LOS ANGELES (CNS) - Homicides in Los Angeles fell from 402 in 2021 to 382 last year, a 5% decrease, Police Chief Michel Moore said Tuesday.
"We recognize that homicides devastate communities. It grips people with fear and causes immeasurable damage to families, friends and the local community," Moore said. "Our most seasoned detectives often find themselves working homicides in a lifelong effort to bring justice to these families that suffer from these extraordinary crimes."
Moore also said the Los Angeles Police Department has a new website illustrating the impacts of homicides, which will include whether progress has been made by investigators on homicide cases.
According to Moore, the website will include a picture, name and date of occurrence for every homicide that occurred last year, and moving forward, will also include photographs pursuant to families' wishes of homicide victims.

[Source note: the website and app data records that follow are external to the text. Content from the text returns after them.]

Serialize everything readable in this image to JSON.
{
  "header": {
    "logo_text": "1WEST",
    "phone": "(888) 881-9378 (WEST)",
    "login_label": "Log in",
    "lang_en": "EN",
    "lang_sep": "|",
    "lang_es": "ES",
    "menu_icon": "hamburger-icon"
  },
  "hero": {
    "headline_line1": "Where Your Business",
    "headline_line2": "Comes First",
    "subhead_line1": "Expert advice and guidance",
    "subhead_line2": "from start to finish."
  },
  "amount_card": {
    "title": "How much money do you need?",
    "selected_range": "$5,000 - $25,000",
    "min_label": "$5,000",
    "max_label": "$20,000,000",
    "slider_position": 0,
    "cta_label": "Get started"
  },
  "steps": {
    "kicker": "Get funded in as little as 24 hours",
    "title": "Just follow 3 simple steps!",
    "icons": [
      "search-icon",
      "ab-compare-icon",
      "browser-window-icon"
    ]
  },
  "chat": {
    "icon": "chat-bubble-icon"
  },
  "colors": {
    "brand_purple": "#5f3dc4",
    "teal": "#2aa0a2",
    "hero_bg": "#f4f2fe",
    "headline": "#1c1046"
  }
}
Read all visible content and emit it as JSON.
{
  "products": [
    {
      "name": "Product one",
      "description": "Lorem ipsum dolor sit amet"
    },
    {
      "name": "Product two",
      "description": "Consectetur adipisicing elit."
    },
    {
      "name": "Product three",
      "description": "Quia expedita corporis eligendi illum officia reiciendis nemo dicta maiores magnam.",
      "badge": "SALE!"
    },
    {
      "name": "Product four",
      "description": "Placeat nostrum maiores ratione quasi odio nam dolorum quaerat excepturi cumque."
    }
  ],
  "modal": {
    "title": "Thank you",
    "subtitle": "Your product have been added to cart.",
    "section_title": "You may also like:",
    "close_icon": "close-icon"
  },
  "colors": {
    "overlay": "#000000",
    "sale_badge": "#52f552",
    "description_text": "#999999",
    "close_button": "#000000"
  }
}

"It's our hope that as people see those victims, they recognize a life that was lost and the devastation of an entire family," Moore said. "That will help our communities provide their most crucial resource -- their voice, and help us understand those responsible for this gun violence."
Moore attributed to the decrease in homicides to the efforts of LAPD officers and investigators, Mayor Karen Bass and former Mayor Eric Garcetti for adding overtime hours to bolster deployment and adding more uniform patrols, and to the community for providing information and working with law enforcement.
"We continue to see a reduction in homicides and shootings to this year-to-date," Moore said. "We've had 55 homicides as of this past Saturday, which is a 32% decrease from the same period last year-to-date. We've also seen a 15% reduction in the number of shootings, and violent crime reduction of 12% from 2022."
Department data indicated that the LAPD's Operations South Bureau, which includes 77th Street, Harbor, Southeast and Southwest stations, had the largest decrease in homicides, about 140 cases in 2022 from 167 in 2021, or about a 16% decrease.
The Operations Valley Bureau, which includes the Van Nuys, West Valley, North Hollywood, Foothill, Devonshire, Mission and Topanga police stations, reported a 14% increase in homicides -- 67 homicides in 2022, up from 59 homicides in 2021.
"Our top premise for these crimes occurred or being outside in public spaces -- with 58% of homicides occurred in outside locations," Moore said. "The top weapons remain a firearm that are 75% of our homicides."
Moore said the department seized 8,427 firearms in 2022, 234 fewer than the 8,661 firearms seized in 2021. In addition, firearm seizures outside the city limits increased by 76, or 25%, from 307 in 2021.
The LAPD's Gang and Narcotics Division identified 1,706, or 20%, of the total firearms seized as so-called "ghost guns," an 11% decrease from 2021, according to the report.
"I'm happy to report that in our efforts to solve these crimes and bring justice to these families, we did see a 10% in our clearance rate from 68% in 2021 to 75% in 2022," Moore said. "This was a 34% increase from 2020, where we solved only 56%, one of our all-time lows in the year that we saw a substantial increase in homicides in 2020."
Moore said the department saw 100% and 84% clearance rates in homicide cases regarding Black and Hispanic women in 2022, respectively.
Deputy Chief Kris Pitcher said the high clearance rate is a result of collaboration among various officers and programs. Pitcher also said any homicide that is not immediately solved is brought before a committee, which includes commanding officers of the Robbery Homicide Division, expert investigators and forensic staff, to make sure "no stone is left unturned."
"We've also put an emphasis on the cold case aspect, going back and ultimately looking at these cold cases," Pitcher said.
Reports of domestic and family-related homicides in 2022 declined from 2021, but remained higher than the 27 reported homicides cases in 2020.
According to the report, there were three more homeless-related homicides than the 107 reported in 2021.
The top three motives in homeless-related homicide cases were dispute or revenge, gang-related activities and robbery -- with robbery accounting for about 51% of those homicides. Moore noted gang-related homicides continue to decrease and have reached their lowest overall percentage in the last three years.